A fine monitor aimed at the corporate user.
21-inch monitors are usually reserved for the specialist market, and the Philips monitor on test here has been designed for the most demanding user, particularly desktop publishing and CAD/CAM professionals. The sheer screen area tends to dwarf the user, but the extra space offered by a 21" display gives you 120 per cent more usable area compared to a 15". A couple of years ago large monitors needed huge desks: not only did they have a big screen, but they were also very deep. Philips has used a short-necked tube and this has cut the depth down to just under 47cm, giving it one of the smallest footprints of any 21" monitor.
The monitor is connected via a standard 15-pin D-Sub monitor cable and there is also a USB connection which allows you to use your mouse to control the standard monitor functions, such as brightness and contrast. An optional USB hub is also available, enabling you to connect additional USB peripherals.
If you can't connect via USB, adjustments to the monitor can be made via the front panel buttons and on-screen display.

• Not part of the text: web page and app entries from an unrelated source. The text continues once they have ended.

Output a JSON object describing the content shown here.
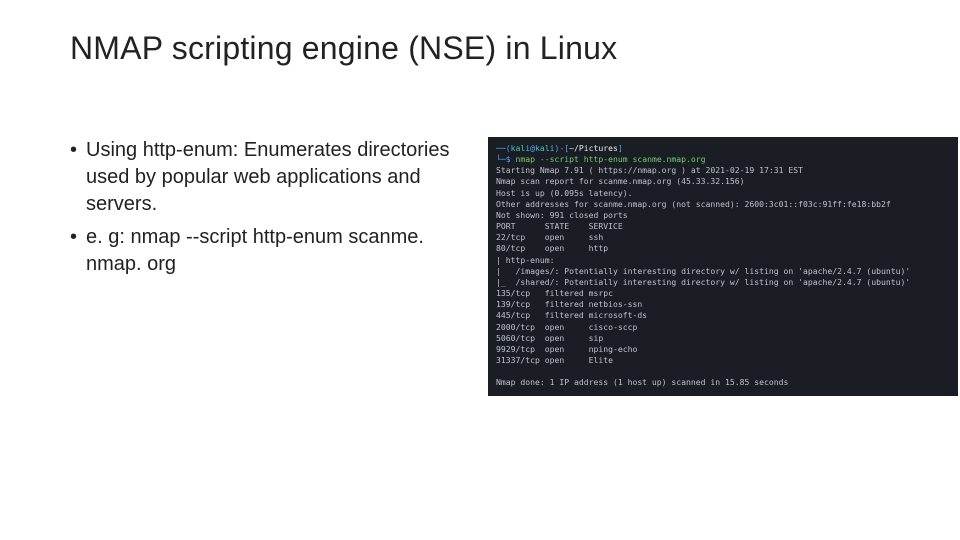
{
  "title": "NMAP scripting engine (NSE) in Linux",
  "bullets": [
    "Using http-enum: Enumerates directories used by popular web applications and servers.",
    "e. g: nmap --script http-enum scanme. nmap. org"
  ],
  "terminal": {
    "prompt_user": "kali",
    "prompt_at": "@",
    "prompt_host": "kali",
    "prompt_path": "~/Pictures",
    "prompt_cmd": "nmap --script http-enum scanme.nmap.org",
    "lines": {
      "starting": "Starting Nmap 7.91 ( https://nmap.org ) at 2021-02-19 17:31 EST",
      "report": "Nmap scan report for scanme.nmap.org (45.33.32.156)",
      "hostup": "Host is up (0.095s latency).",
      "other": "Other addresses for scanme.nmap.org (not scanned): 2600:3c01::f03c:91ff:fe18:bb2f",
      "notshown": "Not shown: 991 closed ports",
      "header": "PORT      STATE    SERVICE",
      "p22": "22/tcp    open     ssh",
      "p80": "80/tcp    open     http",
      "httpenum": "| http-enum:",
      "img": "|   /images/: Potentially interesting directory w/ listing on 'apache/2.4.7 (ubuntu)'",
      "shared": "|_  /shared/: Potentially interesting directory w/ listing on 'apache/2.4.7 (ubuntu)'",
      "p135": "135/tcp   filtered msrpc",
      "p139": "139/tcp   filtered netbios-ssn",
      "p445": "445/tcp   filtered microsoft-ds",
      "p2000": "2000/tcp  open     cisco-sccp",
      "p5060": "5060/tcp  open     sip",
      "p9929": "9929/tcp  open     nping-echo",
      "p31337": "31337/tcp open     Elite",
      "blank": "",
      "done": "Nmap done: 1 IP address (1 host up) scanned in 15.85 seconds"
    }
  }
}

The five interface buttons are simple to use and the interface is intuitve. Philips has cut out some of the technical jargon, leaving the user with simple English menu options.

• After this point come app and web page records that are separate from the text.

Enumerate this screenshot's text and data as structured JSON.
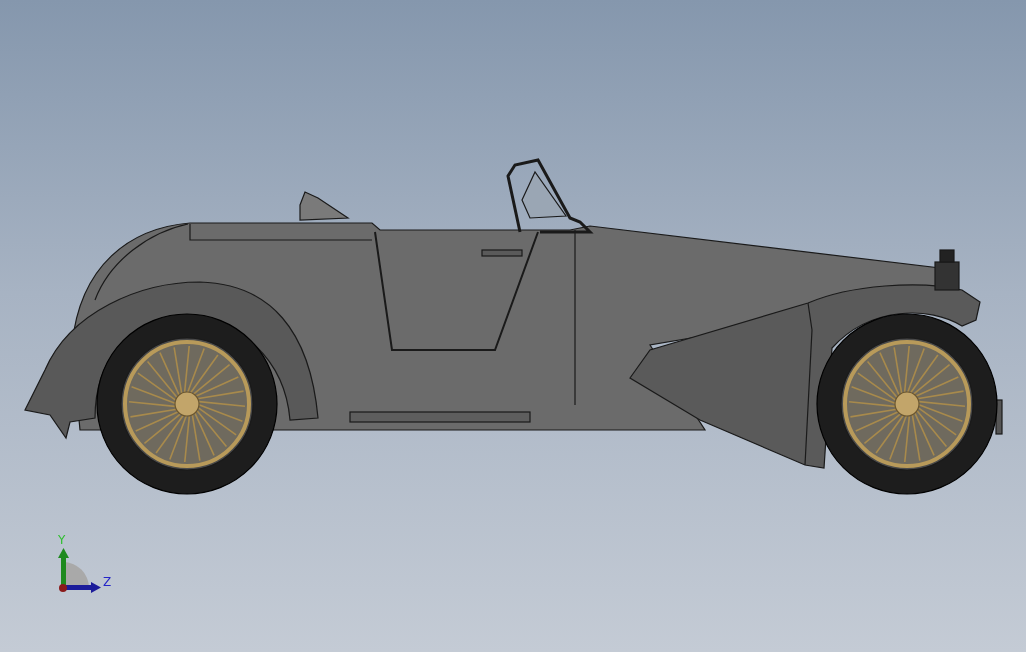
{
  "viewport": {
    "model": {
      "kind": "car"
    },
    "triad": {
      "axes": [
        {
          "kind": "vertical",
          "label": "Y",
          "color": "#1e8a1e"
        },
        {
          "kind": "horizontal",
          "label": "Z",
          "color": "#1c1c9a"
        }
      ]
    }
  }
}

Using specialised diagnostic software we gave the monitor a through testing. Overall it perfomed very well: the edges were less sharp than the centre but this is a normal issue with monitors. Even when running high-end resolutions, the monitor worked well: text became a little fuzzy but was still readable.With a street price of £727 (inc Vat) the Philips 210B10 compares well against the competition. If size is what matters to you, this monitor is sure to please.